**Records from a data source**.
====

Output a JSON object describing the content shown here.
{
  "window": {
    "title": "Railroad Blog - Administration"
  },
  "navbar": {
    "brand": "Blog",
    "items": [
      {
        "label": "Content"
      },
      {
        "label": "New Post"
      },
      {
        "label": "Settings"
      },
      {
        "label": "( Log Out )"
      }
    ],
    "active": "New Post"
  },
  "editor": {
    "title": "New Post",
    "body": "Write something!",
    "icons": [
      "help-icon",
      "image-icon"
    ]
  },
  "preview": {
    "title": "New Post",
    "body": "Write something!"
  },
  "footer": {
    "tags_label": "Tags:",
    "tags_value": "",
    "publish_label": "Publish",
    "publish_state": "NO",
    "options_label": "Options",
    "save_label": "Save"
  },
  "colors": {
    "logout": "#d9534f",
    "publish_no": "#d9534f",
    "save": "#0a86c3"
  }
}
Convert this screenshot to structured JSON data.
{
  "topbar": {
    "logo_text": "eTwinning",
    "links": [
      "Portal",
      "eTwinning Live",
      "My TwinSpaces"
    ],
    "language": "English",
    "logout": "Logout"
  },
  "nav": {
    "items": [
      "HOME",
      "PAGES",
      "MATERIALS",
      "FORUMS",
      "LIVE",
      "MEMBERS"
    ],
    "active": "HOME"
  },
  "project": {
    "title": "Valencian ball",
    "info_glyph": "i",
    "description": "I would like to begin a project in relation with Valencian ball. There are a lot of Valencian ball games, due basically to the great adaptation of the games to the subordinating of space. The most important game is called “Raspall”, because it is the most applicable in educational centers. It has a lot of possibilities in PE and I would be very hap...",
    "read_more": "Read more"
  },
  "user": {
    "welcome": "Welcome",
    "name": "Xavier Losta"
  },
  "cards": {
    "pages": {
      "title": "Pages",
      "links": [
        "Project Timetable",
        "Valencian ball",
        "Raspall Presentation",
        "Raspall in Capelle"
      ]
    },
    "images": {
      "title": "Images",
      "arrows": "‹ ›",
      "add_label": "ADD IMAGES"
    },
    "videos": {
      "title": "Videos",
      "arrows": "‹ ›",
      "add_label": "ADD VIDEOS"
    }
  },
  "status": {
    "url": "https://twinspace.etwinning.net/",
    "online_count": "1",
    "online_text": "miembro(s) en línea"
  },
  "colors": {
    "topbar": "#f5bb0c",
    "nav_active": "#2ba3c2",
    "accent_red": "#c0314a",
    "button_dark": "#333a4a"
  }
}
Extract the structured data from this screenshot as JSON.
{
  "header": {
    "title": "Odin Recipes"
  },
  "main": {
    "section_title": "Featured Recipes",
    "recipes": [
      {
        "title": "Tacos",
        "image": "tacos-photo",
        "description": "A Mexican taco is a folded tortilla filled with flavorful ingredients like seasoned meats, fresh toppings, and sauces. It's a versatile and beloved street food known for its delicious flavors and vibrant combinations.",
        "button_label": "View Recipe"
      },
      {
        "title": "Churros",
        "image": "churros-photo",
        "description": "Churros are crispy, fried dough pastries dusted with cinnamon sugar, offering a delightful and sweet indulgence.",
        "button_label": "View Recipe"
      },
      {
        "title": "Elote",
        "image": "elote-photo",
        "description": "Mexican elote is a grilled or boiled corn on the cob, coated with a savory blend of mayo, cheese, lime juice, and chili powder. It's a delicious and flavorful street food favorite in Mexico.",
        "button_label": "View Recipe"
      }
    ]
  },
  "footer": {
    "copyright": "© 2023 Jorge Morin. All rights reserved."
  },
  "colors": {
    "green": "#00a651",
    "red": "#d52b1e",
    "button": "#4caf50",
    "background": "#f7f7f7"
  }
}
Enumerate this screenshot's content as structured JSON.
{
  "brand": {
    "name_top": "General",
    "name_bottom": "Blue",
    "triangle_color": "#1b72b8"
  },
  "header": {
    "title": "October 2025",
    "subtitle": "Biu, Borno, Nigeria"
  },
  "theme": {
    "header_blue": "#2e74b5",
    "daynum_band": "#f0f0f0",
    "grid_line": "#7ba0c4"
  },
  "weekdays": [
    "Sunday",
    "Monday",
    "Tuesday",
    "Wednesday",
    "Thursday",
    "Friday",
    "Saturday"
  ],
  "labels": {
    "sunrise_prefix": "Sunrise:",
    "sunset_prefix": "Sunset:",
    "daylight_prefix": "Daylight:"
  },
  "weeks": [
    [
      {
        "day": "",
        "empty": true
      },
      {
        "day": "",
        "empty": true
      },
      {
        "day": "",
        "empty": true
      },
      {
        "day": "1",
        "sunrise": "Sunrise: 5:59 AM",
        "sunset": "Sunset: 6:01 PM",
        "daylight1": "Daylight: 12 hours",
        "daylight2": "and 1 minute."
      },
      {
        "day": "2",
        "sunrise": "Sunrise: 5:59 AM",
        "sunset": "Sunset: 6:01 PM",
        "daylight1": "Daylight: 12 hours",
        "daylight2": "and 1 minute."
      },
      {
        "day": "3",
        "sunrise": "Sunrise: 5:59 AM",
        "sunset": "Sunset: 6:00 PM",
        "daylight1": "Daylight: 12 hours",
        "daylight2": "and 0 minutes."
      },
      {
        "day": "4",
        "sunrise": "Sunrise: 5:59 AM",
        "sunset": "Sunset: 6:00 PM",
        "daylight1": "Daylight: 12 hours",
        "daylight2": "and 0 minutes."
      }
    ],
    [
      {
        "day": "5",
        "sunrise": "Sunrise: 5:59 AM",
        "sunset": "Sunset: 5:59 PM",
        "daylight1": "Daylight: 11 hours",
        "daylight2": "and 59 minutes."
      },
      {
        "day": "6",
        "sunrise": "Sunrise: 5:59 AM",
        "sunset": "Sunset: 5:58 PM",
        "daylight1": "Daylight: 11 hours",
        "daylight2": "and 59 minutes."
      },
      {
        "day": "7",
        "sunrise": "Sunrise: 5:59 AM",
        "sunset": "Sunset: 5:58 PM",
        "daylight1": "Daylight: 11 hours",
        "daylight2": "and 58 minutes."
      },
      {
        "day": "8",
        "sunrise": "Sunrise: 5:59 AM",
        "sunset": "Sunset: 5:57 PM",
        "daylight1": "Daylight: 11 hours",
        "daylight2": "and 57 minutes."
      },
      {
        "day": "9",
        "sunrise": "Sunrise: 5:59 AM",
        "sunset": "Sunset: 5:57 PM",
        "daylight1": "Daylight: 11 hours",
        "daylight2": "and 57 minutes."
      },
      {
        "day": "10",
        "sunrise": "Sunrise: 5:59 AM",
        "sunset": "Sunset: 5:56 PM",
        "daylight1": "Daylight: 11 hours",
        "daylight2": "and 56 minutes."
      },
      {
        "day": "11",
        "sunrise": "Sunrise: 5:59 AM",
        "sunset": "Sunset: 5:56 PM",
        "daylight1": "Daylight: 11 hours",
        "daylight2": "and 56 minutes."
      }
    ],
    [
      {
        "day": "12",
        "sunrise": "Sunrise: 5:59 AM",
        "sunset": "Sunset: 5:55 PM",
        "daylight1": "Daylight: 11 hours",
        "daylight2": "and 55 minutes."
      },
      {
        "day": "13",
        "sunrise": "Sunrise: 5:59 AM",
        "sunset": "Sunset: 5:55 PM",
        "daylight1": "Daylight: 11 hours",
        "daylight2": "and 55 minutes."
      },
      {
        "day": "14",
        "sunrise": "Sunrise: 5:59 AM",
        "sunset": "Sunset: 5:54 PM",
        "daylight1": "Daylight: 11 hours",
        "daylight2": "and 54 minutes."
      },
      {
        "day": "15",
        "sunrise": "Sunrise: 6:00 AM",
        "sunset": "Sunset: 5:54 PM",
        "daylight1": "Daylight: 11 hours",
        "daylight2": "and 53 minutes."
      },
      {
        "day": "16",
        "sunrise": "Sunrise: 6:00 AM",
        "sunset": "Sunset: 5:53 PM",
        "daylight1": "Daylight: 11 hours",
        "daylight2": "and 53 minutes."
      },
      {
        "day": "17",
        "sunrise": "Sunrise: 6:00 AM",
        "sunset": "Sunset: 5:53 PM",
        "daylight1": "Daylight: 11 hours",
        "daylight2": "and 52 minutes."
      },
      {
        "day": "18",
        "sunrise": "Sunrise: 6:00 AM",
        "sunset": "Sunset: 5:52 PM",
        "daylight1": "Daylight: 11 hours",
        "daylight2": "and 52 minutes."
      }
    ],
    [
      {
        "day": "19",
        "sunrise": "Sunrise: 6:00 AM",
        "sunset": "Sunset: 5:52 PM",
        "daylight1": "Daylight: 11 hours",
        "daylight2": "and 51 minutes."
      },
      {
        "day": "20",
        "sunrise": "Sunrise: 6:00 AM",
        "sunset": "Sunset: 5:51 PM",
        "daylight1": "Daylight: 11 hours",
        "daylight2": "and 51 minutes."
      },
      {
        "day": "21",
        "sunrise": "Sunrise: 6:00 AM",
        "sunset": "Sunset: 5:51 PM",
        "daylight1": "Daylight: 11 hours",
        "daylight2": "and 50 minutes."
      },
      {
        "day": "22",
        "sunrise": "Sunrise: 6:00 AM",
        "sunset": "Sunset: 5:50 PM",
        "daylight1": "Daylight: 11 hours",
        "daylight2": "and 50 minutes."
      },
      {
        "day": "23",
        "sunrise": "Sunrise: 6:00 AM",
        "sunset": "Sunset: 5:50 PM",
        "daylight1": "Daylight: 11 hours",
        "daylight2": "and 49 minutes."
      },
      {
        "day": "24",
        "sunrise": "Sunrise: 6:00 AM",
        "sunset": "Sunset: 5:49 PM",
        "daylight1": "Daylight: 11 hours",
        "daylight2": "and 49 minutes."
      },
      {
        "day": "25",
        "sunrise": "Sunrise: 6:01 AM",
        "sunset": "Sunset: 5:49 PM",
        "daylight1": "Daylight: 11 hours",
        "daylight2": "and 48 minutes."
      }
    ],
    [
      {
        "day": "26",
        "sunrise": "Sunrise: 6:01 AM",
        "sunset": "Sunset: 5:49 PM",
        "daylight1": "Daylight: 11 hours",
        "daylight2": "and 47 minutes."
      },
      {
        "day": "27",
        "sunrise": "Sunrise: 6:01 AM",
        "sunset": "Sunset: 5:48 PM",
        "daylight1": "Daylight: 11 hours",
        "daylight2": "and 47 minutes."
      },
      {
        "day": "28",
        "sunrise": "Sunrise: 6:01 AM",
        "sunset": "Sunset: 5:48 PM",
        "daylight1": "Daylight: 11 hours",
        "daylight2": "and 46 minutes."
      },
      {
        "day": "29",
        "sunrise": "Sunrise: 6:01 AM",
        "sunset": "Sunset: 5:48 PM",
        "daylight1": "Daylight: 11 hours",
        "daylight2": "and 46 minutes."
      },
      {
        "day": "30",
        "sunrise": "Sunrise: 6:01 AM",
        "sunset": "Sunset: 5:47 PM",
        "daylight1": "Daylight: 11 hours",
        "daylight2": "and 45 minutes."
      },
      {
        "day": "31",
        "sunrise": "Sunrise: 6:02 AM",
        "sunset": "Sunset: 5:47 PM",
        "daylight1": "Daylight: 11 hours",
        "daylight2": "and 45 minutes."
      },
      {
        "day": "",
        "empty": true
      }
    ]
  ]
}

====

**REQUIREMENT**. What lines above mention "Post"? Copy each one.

**RESULT OF THIS TASK**.
        "label": "New Post"
    "active": "New Post"
    "title": "New Post",
    "title": "New Post",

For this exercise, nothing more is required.